Edo Komon is another traditional Japanese dyeing technique, believed to go back to the Muromachi period (1392-1573). It is made with hand-cut stencis (Katagami), made from curated persimmon paper (Shibugami); like the one pictured below. I’ve written a bit more about this paper in one of my previous posts: Katazome.
The great thing about these stencils is that they can be used to apply a resist paste to dye over it afterwards – as seen in Katazome technique – or to apply a dye directly – as we did this time or as seen in Edo Sarasa technique.
We started off by getting used to the stencils.
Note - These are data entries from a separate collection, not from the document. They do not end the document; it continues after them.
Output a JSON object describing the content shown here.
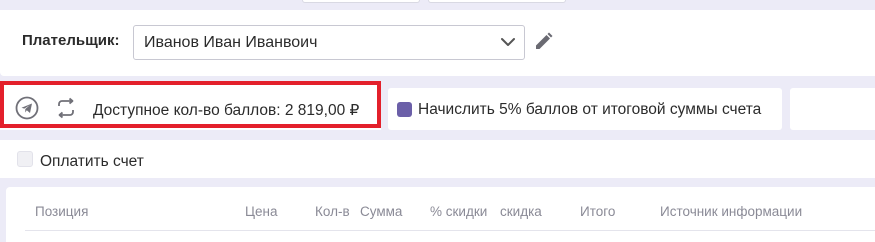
{
  "payer": {
    "label": "Плательщик:",
    "selected": "Иванов Иван Иванвоич"
  },
  "points": {
    "available_text": "Доступное кол-во баллов: 2 819,00 ₽"
  },
  "accrue": {
    "checked": true,
    "label": "Начислить 5% баллов от итоговой суммы счета"
  },
  "pay_invoice": {
    "checked": false,
    "label": "Оплатить счет"
  },
  "table": {
    "columns": [
      "Позиция",
      "Цена",
      "Кол-в",
      "Сумма",
      "% скидки",
      "скидка",
      "Итого",
      "Источник информации"
    ]
  },
  "colors": {
    "accent": "#6b5fa8",
    "highlight": "#e3202b",
    "background": "#ecebf7"
  },
  "icons": [
    "telegram-icon",
    "sync-icon",
    "edit-icon",
    "chevron-down-icon"
  ]
}
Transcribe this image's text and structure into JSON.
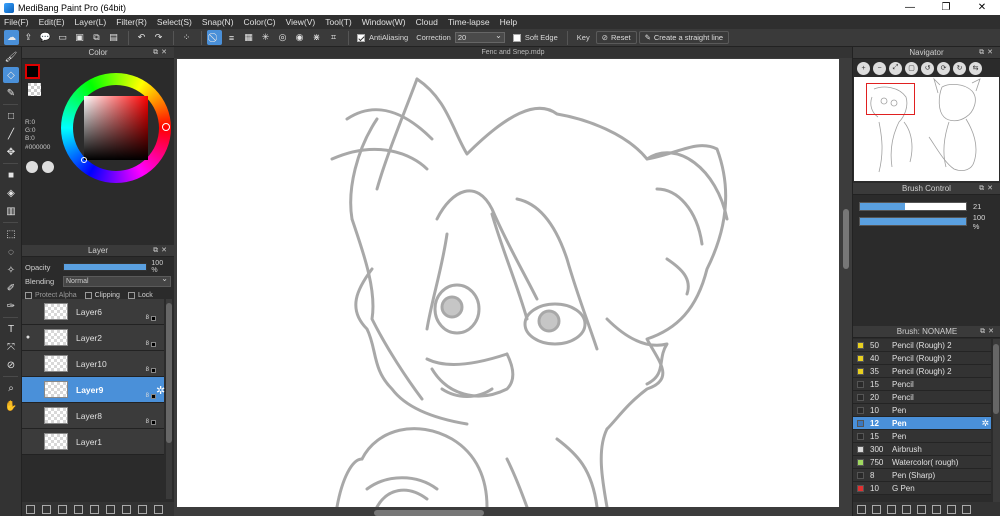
{
  "window": {
    "title": "MediBang Paint Pro (64bit)",
    "controls": [
      "—",
      "❐",
      "✕"
    ]
  },
  "menu": [
    "File(F)",
    "Edit(E)",
    "Layer(L)",
    "Filter(R)",
    "Select(S)",
    "Snap(N)",
    "Color(C)",
    "View(V)",
    "Tool(T)",
    "Window(W)",
    "Cloud",
    "Time-lapse",
    "Help"
  ],
  "toolbar": {
    "antialiasing_label": "AntiAliasing",
    "correction_label": "Correction",
    "correction_value": "20",
    "soft_edge_label": "Soft Edge",
    "key_label": "Key",
    "reset_label": "Reset",
    "straight_line_label": "Create a straight line"
  },
  "color_panel": {
    "title": "Color",
    "r": "R:0",
    "g": "G:0",
    "b": "B:0",
    "hex": "#000000",
    "foreground": "#000000",
    "accent": "#e01010"
  },
  "layer_panel": {
    "title": "Layer",
    "opacity_label": "Opacity",
    "opacity_value": "100 %",
    "opacity_fraction": 1.0,
    "blending_label": "Blending",
    "blending_value": "Normal",
    "protect_alpha_label": "Protect Alpha",
    "clipping_label": "Clipping",
    "lock_label": "Lock",
    "layers": [
      {
        "name": "Layer6",
        "bits": "8",
        "visible": false,
        "active": false
      },
      {
        "name": "Layer2",
        "bits": "8",
        "visible": true,
        "active": false
      },
      {
        "name": "Layer10",
        "bits": "8",
        "visible": false,
        "active": false
      },
      {
        "name": "Layer9",
        "bits": "8",
        "visible": false,
        "active": true
      },
      {
        "name": "Layer8",
        "bits": "8",
        "visible": false,
        "active": false
      },
      {
        "name": "Layer1",
        "bits": "",
        "visible": false,
        "active": false
      }
    ]
  },
  "document": {
    "tab_title": "Fenc and Snep.mdp"
  },
  "navigator": {
    "title": "Navigator"
  },
  "brush_control": {
    "title": "Brush Control",
    "size_value": "21",
    "size_fraction": 0.42,
    "opacity_value": "100 %",
    "opacity_fraction": 1.0
  },
  "brush_panel": {
    "title": "Brush: NONAME",
    "brushes": [
      {
        "size": "50",
        "name": "Pencil (Rough) 2",
        "color": "#e8d020",
        "active": false
      },
      {
        "size": "40",
        "name": "Pencil (Rough) 2",
        "color": "#e8d020",
        "active": false
      },
      {
        "size": "35",
        "name": "Pencil (Rough) 2",
        "color": "#e8d020",
        "active": false
      },
      {
        "size": "15",
        "name": "Pencil",
        "color": "#2a2a2a",
        "active": false
      },
      {
        "size": "20",
        "name": "Pencil",
        "color": "#2a2a2a",
        "active": false
      },
      {
        "size": "10",
        "name": "Pen",
        "color": "#2a2a2a",
        "active": false
      },
      {
        "size": "12",
        "name": "Pen",
        "color": "#3a78c0",
        "active": true
      },
      {
        "size": "15",
        "name": "Pen",
        "color": "#2a2a2a",
        "active": false
      },
      {
        "size": "300",
        "name": "Airbrush",
        "color": "#d8d8d8",
        "active": false
      },
      {
        "size": "750",
        "name": "Watercolor( rough)",
        "color": "#a0d860",
        "active": false
      },
      {
        "size": "8",
        "name": "Pen (Sharp)",
        "color": "#2a2a2a",
        "active": false
      },
      {
        "size": "10",
        "name": "G Pen",
        "color": "#e03030",
        "active": false
      }
    ]
  }
}
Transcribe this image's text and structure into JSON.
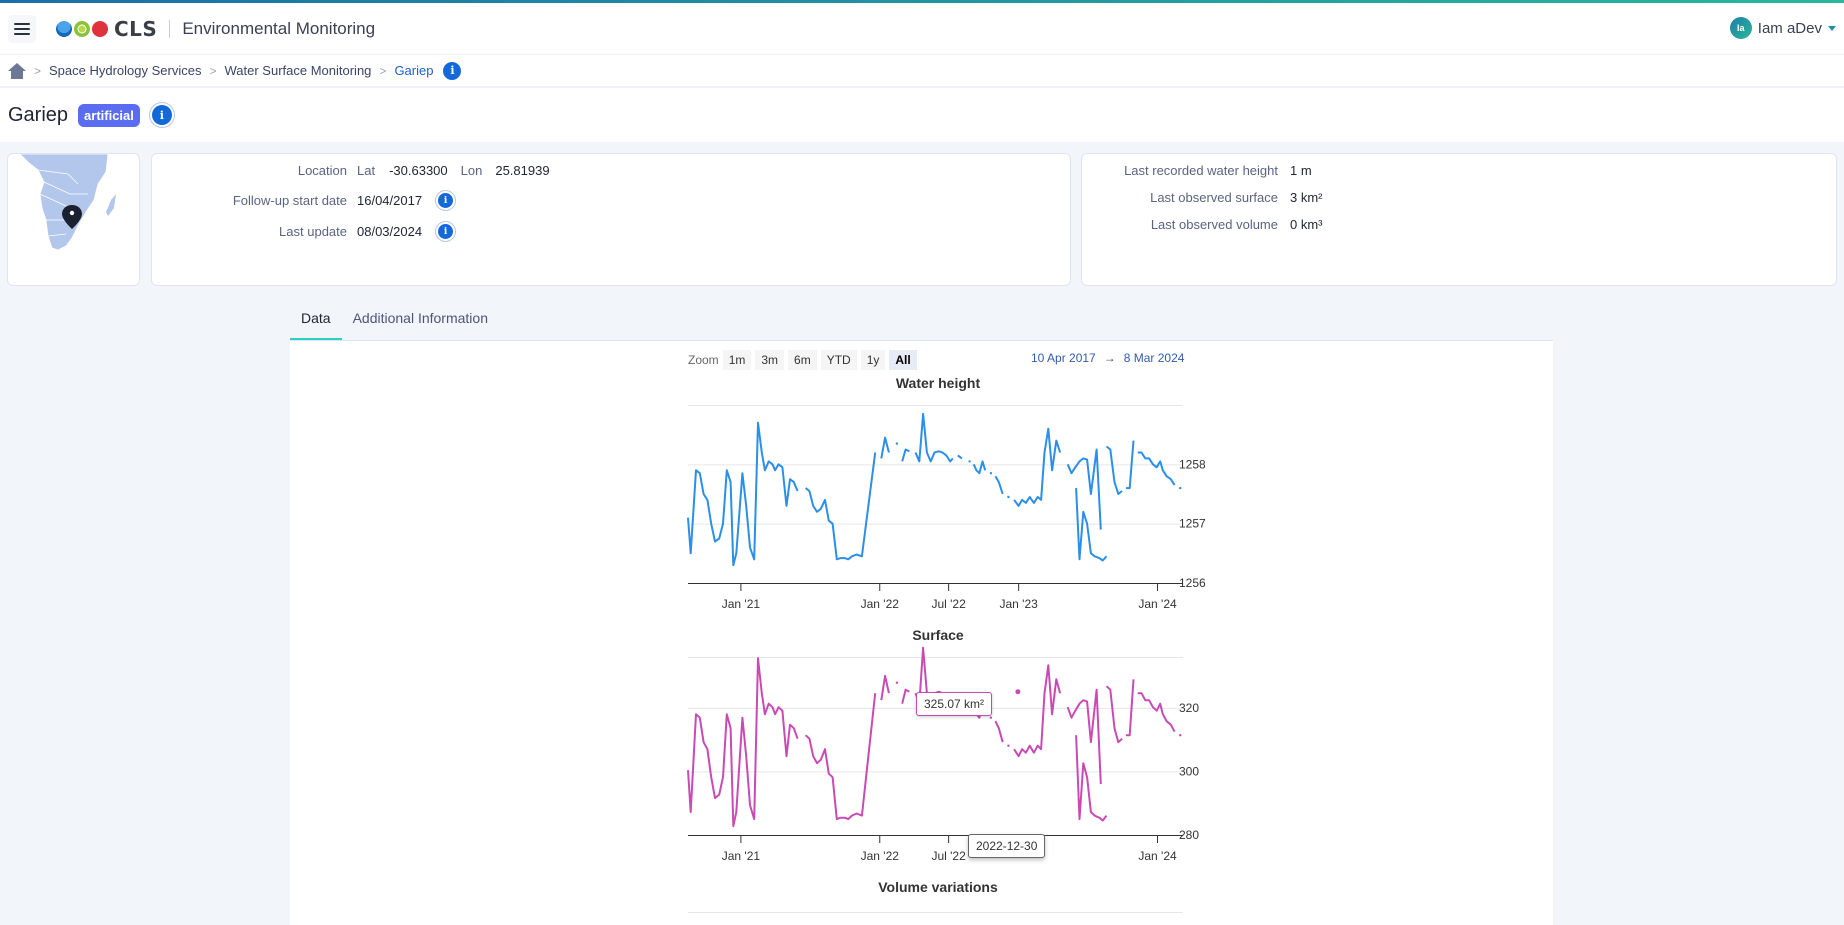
{
  "app": {
    "title": "Environmental Monitoring",
    "logo_text": "CLS",
    "user": {
      "initials": "Ia",
      "name": "Iam aDev"
    }
  },
  "breadcrumb": {
    "items": [
      "Space Hydrology Services",
      "Water Surface Monitoring"
    ],
    "current": "Gariep"
  },
  "page": {
    "title": "Gariep",
    "badge": "artificial"
  },
  "info": {
    "location_label": "Location",
    "lat_label": "Lat",
    "lat": "-30.63300",
    "lon_label": "Lon",
    "lon": "25.81939",
    "start_label": "Follow-up start date",
    "start_date": "16/04/2017",
    "update_label": "Last update",
    "update_date": "08/03/2024"
  },
  "stats": {
    "height_label": "Last recorded water height",
    "height_value": "1 m",
    "surface_label": "Last observed surface",
    "surface_value": "3 km²",
    "volume_label": "Last observed volume",
    "volume_value": "0 km³"
  },
  "tabs": [
    {
      "label": "Data",
      "active": true
    },
    {
      "label": "Additional Information",
      "active": false
    }
  ],
  "zoom": {
    "label": "Zoom",
    "buttons": [
      "1m",
      "3m",
      "6m",
      "YTD",
      "1y",
      "All"
    ],
    "selected": "All",
    "range_from": "10 Apr 2017",
    "range_arrow": "→",
    "range_to": "8 Mar 2024"
  },
  "tooltip": {
    "value": "325.07 km²",
    "date": "2022-12-30"
  },
  "chart_data": [
    {
      "type": "line",
      "title": "Water height",
      "color": "#2b8fe8",
      "x_range": [
        "2020-08-15",
        "2024-03-08"
      ],
      "ylim": [
        1256,
        1259
      ],
      "yticks": [
        1256,
        1257,
        1258
      ],
      "xticks": [
        {
          "date": "2021-01-01",
          "label": "Jan '21"
        },
        {
          "date": "2022-01-01",
          "label": "Jan '22"
        },
        {
          "date": "2022-07-01",
          "label": "Jul '22"
        },
        {
          "date": "2023-01-01",
          "label": "Jan '23"
        },
        {
          "date": "2024-01-01",
          "label": "Jan '24"
        }
      ],
      "points": [
        [
          "2020-08-15",
          1257.1
        ],
        [
          "2020-08-22",
          1256.5
        ],
        [
          "2020-09-05",
          1257.9
        ],
        [
          "2020-09-15",
          1257.85
        ],
        [
          "2020-09-25",
          1257.5
        ],
        [
          "2020-10-05",
          1257.4
        ],
        [
          "2020-10-15",
          1257.0
        ],
        [
          "2020-10-25",
          1256.7
        ],
        [
          "2020-11-05",
          1256.75
        ],
        [
          "2020-11-15",
          1257.0
        ],
        [
          "2020-11-25",
          1257.9
        ],
        [
          "2020-12-05",
          1257.7
        ],
        [
          "2020-12-12",
          1256.3
        ],
        [
          "2020-12-20",
          1256.5
        ],
        [
          "2021-01-05",
          1257.85
        ],
        [
          "2021-01-15",
          1257.3
        ],
        [
          "2021-01-25",
          1256.6
        ],
        [
          "2021-02-05",
          1256.4
        ],
        [
          "2021-02-15",
          1258.7
        ],
        [
          "2021-02-25",
          1258.2
        ],
        [
          "2021-03-05",
          1257.9
        ],
        [
          "2021-03-15",
          1258.05
        ],
        [
          "2021-03-25",
          1258.0
        ],
        [
          "2021-04-01",
          1257.9
        ],
        [
          "2021-04-10",
          1258.0
        ],
        [
          "2021-04-20",
          1257.95
        ],
        [
          "2021-05-01",
          1257.3
        ],
        [
          "2021-05-10",
          1257.75
        ],
        [
          "2021-05-20",
          1257.7
        ],
        [
          "2021-05-30",
          1257.55
        ],
        null,
        [
          "2021-06-20",
          1257.6
        ],
        [
          "2021-06-30",
          1257.55
        ],
        [
          "2021-07-10",
          1257.3
        ],
        [
          "2021-07-20",
          1257.2
        ],
        [
          "2021-07-30",
          1257.25
        ],
        [
          "2021-08-10",
          1257.4
        ],
        [
          "2021-08-20",
          1257.05
        ],
        [
          "2021-08-30",
          1257.0
        ],
        [
          "2021-09-10",
          1256.4
        ],
        [
          "2021-09-20",
          1256.42
        ],
        [
          "2021-10-01",
          1256.42
        ],
        [
          "2021-10-10",
          1256.4
        ],
        [
          "2021-10-20",
          1256.45
        ],
        [
          "2021-11-01",
          1256.48
        ],
        [
          "2021-11-15",
          1256.45
        ],
        [
          "2021-12-20",
          1258.2
        ],
        null,
        [
          "2022-01-05",
          1258.1
        ],
        [
          "2022-01-15",
          1258.45
        ],
        [
          "2022-01-25",
          1258.2
        ],
        null,
        [
          "2022-02-15",
          1258.35
        ],
        null,
        [
          "2022-03-01",
          1258.05
        ],
        [
          "2022-03-10",
          1258.25
        ],
        [
          "2022-03-20",
          1258.22
        ],
        null,
        [
          "2022-04-05",
          1258.2
        ],
        [
          "2022-04-15",
          1258.05
        ],
        [
          "2022-04-25",
          1258.85
        ],
        [
          "2022-05-05",
          1258.2
        ],
        [
          "2022-05-15",
          1258.05
        ],
        [
          "2022-05-25",
          1258.2
        ],
        [
          "2022-06-05",
          1258.22
        ],
        [
          "2022-06-15",
          1258.2
        ],
        [
          "2022-06-25",
          1258.15
        ],
        [
          "2022-07-05",
          1258.05
        ],
        [
          "2022-07-12",
          1258.1
        ],
        null,
        [
          "2022-07-25",
          1258.15
        ],
        [
          "2022-08-05",
          1258.1
        ],
        null,
        [
          "2022-08-25",
          1258.05
        ],
        null,
        [
          "2022-09-05",
          1258.0
        ],
        [
          "2022-09-12",
          1257.9
        ],
        [
          "2022-09-20",
          1257.85
        ],
        [
          "2022-09-28",
          1258.05
        ],
        [
          "2022-10-05",
          1257.9
        ],
        null,
        [
          "2022-10-20",
          1257.85
        ],
        null,
        [
          "2022-11-01",
          1257.8
        ],
        [
          "2022-11-10",
          1257.7
        ],
        [
          "2022-11-20",
          1257.5
        ],
        null,
        [
          "2022-12-05",
          1257.45
        ],
        null,
        [
          "2022-12-20",
          1257.4
        ],
        [
          "2023-01-01",
          1257.3
        ],
        [
          "2023-01-10",
          1257.4
        ],
        [
          "2023-01-20",
          1257.35
        ],
        [
          "2023-01-30",
          1257.45
        ],
        [
          "2023-02-10",
          1257.35
        ],
        [
          "2023-02-20",
          1257.45
        ],
        [
          "2023-03-01",
          1257.4
        ],
        [
          "2023-03-10",
          1258.2
        ],
        [
          "2023-03-20",
          1258.6
        ],
        [
          "2023-03-30",
          1257.9
        ],
        [
          "2023-04-10",
          1258.4
        ],
        [
          "2023-04-20",
          1258.2
        ],
        null,
        [
          "2023-05-10",
          1258.0
        ],
        [
          "2023-05-20",
          1257.85
        ],
        [
          "2023-05-30",
          1257.95
        ],
        [
          "2023-06-10",
          1258.05
        ],
        [
          "2023-06-20",
          1258.1
        ],
        [
          "2023-06-30",
          1258.08
        ],
        [
          "2023-07-10",
          1257.5
        ],
        [
          "2023-07-25",
          1258.25
        ],
        [
          "2023-08-05",
          1256.9
        ],
        null,
        [
          "2023-08-20",
          1258.3
        ],
        [
          "2023-08-30",
          1258.25
        ],
        [
          "2023-09-10",
          1257.7
        ],
        [
          "2023-09-20",
          1257.5
        ],
        [
          "2023-09-30",
          1257.55
        ],
        null,
        [
          "2023-10-10",
          1257.6
        ],
        [
          "2023-10-20",
          1257.6
        ],
        [
          "2023-10-30",
          1258.4
        ],
        null,
        [
          "2023-11-10",
          1258.2
        ],
        [
          "2023-11-20",
          1258.2
        ],
        [
          "2023-11-30",
          1258.1
        ],
        [
          "2023-12-10",
          1258.1
        ],
        [
          "2023-12-20",
          1258.0
        ],
        [
          "2023-12-30",
          1257.95
        ],
        [
          "2024-01-08",
          1258.05
        ],
        [
          "2024-01-15",
          1257.9
        ],
        [
          "2024-01-25",
          1257.8
        ],
        [
          "2024-02-05",
          1257.75
        ],
        [
          "2024-02-15",
          1257.65
        ],
        null,
        [
          "2024-03-01",
          1257.6
        ],
        null
      ],
      "tail_points": [
        [
          "2023-06-01",
          1257.6
        ],
        [
          "2023-06-10",
          1256.4
        ],
        [
          "2023-06-20",
          1257.2
        ],
        [
          "2023-06-30",
          1257.0
        ],
        [
          "2023-07-10",
          1256.5
        ],
        [
          "2023-07-20",
          1256.45
        ],
        [
          "2023-08-01",
          1256.42
        ],
        [
          "2023-08-10",
          1256.38
        ],
        [
          "2023-08-20",
          1256.45
        ]
      ]
    },
    {
      "type": "line",
      "title": "Surface",
      "color": "#c94ab4",
      "x_range": [
        "2020-08-15",
        "2024-03-08"
      ],
      "ylim": [
        280,
        336
      ],
      "yticks": [
        280,
        300,
        320
      ],
      "xticks": [
        {
          "date": "2021-01-01",
          "label": "Jan '21"
        },
        {
          "date": "2022-01-01",
          "label": "Jan '22"
        },
        {
          "date": "2022-07-01",
          "label": "Jul '22"
        },
        {
          "date": "2024-01-01",
          "label": "Jan '24"
        }
      ],
      "hovered_point": {
        "date": "2022-12-30",
        "value": 325.07,
        "unit": "km²"
      }
    },
    {
      "type": "line",
      "title": "Volume variations"
    }
  ]
}
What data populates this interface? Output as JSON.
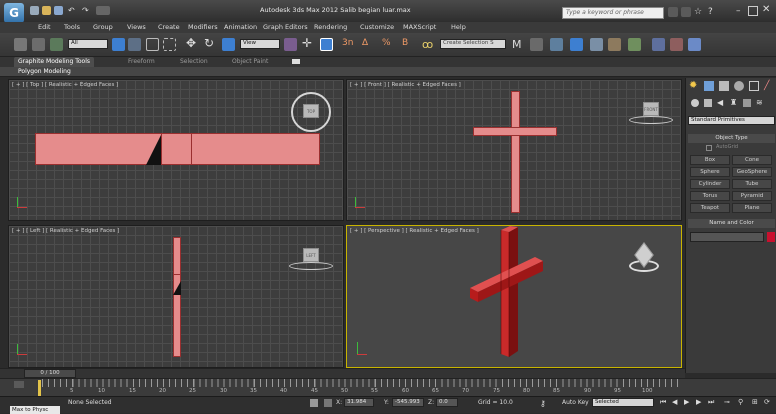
{
  "app": {
    "logo_text": "G",
    "title": "Autodesk 3ds Max 2012    Salib begian luar.max",
    "search_placeholder": "Type a keyword or phrase"
  },
  "menu": [
    "Edit",
    "Tools",
    "Group",
    "Views",
    "Create",
    "Modifiers",
    "Animation",
    "Graph Editors",
    "Rendering",
    "Customize",
    "MAXScript",
    "Help"
  ],
  "toolbar": {
    "selection_filter": "All",
    "reference_coord": "View",
    "named_selection": "Create Selection S"
  },
  "ribbon": {
    "tabs": [
      "Graphite Modeling Tools",
      "Freeform",
      "Selection",
      "Object Paint"
    ],
    "panel_label": "Polygon Modeling"
  },
  "viewports": {
    "top": "[ + ] [ Top ] [ Realistic + Edged Faces ]",
    "front": "[ + ] [ Front ] [ Realistic + Edged Faces ]",
    "left": "[ + ] [ Left ] [ Realistic + Edged Faces ]",
    "perspective": "[ + ] [ Perspective ] [ Realistic + Edged Faces ]",
    "cube_top": "TOP",
    "cube_front": "FRONT",
    "cube_left": "LEFT"
  },
  "command_panel": {
    "category": "Standard Primitives",
    "object_type_title": "Object Type",
    "autogrid": "AutoGrid",
    "buttons": [
      "Box",
      "Cone",
      "Sphere",
      "GeoSphere",
      "Cylinder",
      "Tube",
      "Torus",
      "Pyramid",
      "Teapot",
      "Plane"
    ],
    "name_color_title": "Name and Color",
    "color": "#c8102e"
  },
  "timeline": {
    "frame_counter": "0 / 100",
    "ticks": [
      "5",
      "10",
      "15",
      "20",
      "25",
      "30",
      "35",
      "40",
      "45",
      "50",
      "55",
      "60",
      "65",
      "70",
      "75",
      "80",
      "85",
      "90",
      "95",
      "100"
    ]
  },
  "status": {
    "selection": "None Selected",
    "prompt": "Max to Physc",
    "x_label": "X:",
    "x_value": "31.984",
    "y_label": "Y:",
    "y_value": "-545.993",
    "z_label": "Z:",
    "z_value": "0.0",
    "grid": "Grid = 10.0",
    "auto_key": "Auto Key",
    "key_mode": "Selected"
  },
  "colors": {
    "object_pink": "#e58c8c",
    "object_red": "#b71c1c",
    "active_viewport_border": "#c8b400"
  }
}
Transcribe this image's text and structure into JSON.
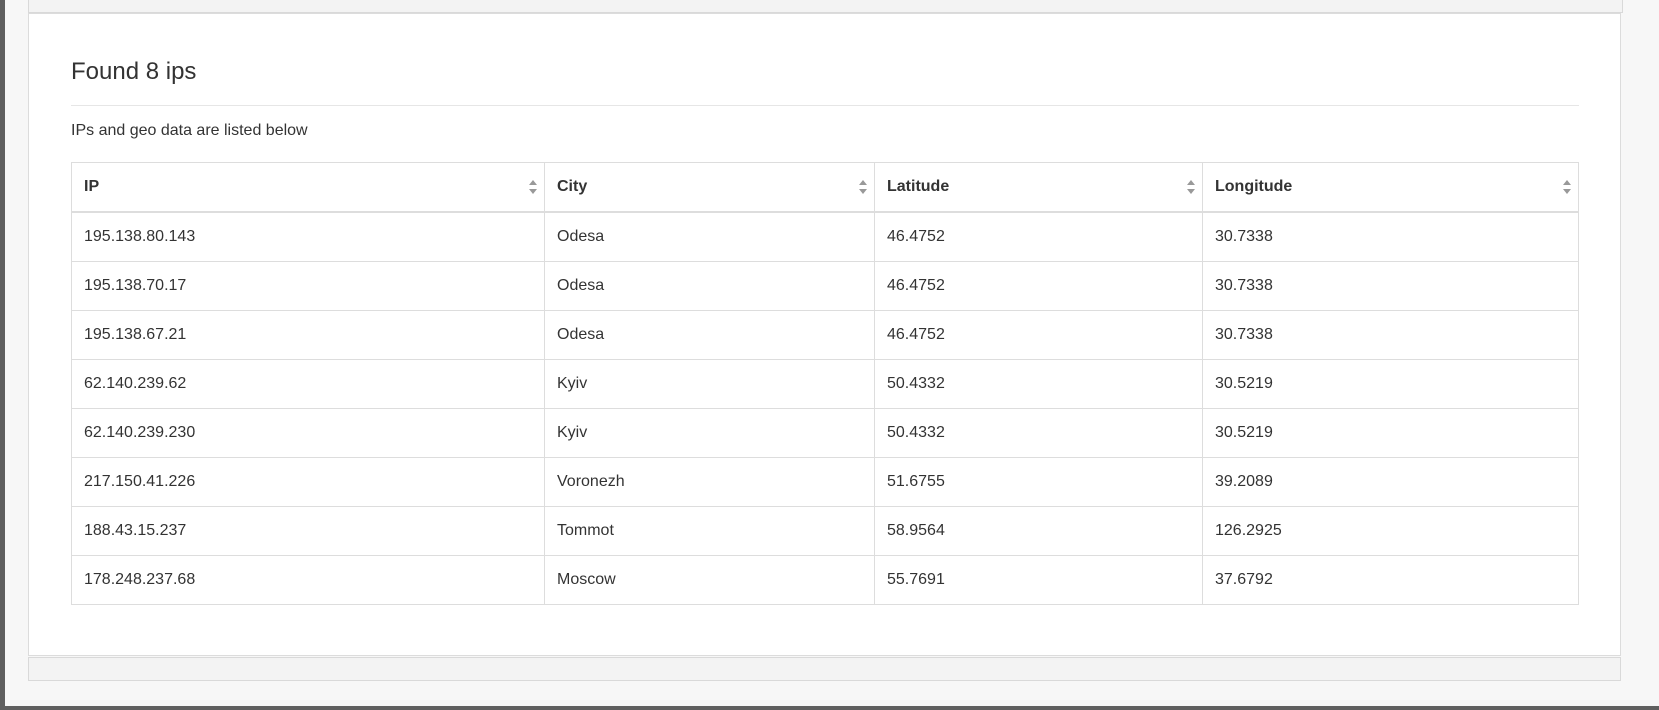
{
  "panel": {
    "title": "Found 8 ips",
    "subtitle": "IPs and geo data are listed below"
  },
  "table": {
    "headers": [
      "IP",
      "City",
      "Latitude",
      "Longitude"
    ],
    "rows": [
      [
        "195.138.80.143",
        "Odesa",
        "46.4752",
        "30.7338"
      ],
      [
        "195.138.70.17",
        "Odesa",
        "46.4752",
        "30.7338"
      ],
      [
        "195.138.67.21",
        "Odesa",
        "46.4752",
        "30.7338"
      ],
      [
        "62.140.239.62",
        "Kyiv",
        "50.4332",
        "30.5219"
      ],
      [
        "62.140.239.230",
        "Kyiv",
        "50.4332",
        "30.5219"
      ],
      [
        "217.150.41.226",
        "Voronezh",
        "51.6755",
        "39.2089"
      ],
      [
        "188.43.15.237",
        "Tommot",
        "58.9564",
        "126.2925"
      ],
      [
        "178.248.237.68",
        "Moscow",
        "55.7691",
        "37.6792"
      ]
    ]
  },
  "icons": {
    "sort": "sort-both-icon"
  }
}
Helped by Nakajo-san (son), we spread a rice resist dye paste on top of the stencil with a spatula. We repeated the process several times onto white cotton, to understand how to make a continuous pattern using just one stencil. You can see my finger below, pointing at one of the little dot marks we used as position references.
Then we washed the stencils and moved on to make our final pieces. Each of us made a place mat with gold dye paste onto dark brown fabric, the process of applying the base colour through the stencil is called Shigoki. It is important to apply the paste evenly and match the stencil position accurately. This proves to be very tricky. Anyhow, I think in Edo Komon the stencil is the one who really steals the show.
Normally at this point, sawdust would be applied on top of the paste and let to dry. Then, the fabric would be steamed for approximately 30 minutes at 90° to 100°C to fix the dye. Finally, the paste would be washed out with water. But in our case, due to time limitations, we used a dye that gets fixed without the extra endeavour.
Here is Nakajo-san, talking about the technique and showing us his Katagami collection; he had so many, some over 200 years old. I loved how he showed us the difference between Edo period Katagami from newer ones, sometimes is really hard to tell how much of an antique a stencil is, so this will come handy in a future visit to the antique market!